> **WORK REQUEST**
The answer must consist of every line from the entries that holds the word "Suggest".

- - - - -

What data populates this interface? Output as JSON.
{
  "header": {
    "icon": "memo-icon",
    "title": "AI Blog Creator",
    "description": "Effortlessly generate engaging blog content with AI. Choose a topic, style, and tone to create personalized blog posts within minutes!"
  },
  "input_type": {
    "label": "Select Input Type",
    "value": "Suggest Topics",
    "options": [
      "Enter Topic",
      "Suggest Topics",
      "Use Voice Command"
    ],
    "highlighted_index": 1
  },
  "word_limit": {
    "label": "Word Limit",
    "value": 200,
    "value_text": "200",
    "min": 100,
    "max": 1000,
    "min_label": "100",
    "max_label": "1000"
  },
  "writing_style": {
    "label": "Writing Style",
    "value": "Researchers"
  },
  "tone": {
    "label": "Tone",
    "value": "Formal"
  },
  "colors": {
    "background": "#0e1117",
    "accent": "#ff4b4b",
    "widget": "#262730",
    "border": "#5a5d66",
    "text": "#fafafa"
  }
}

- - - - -

> **WRITTEN SOLUTION**
    "value": "Suggest Topics",
      "Suggest Topics",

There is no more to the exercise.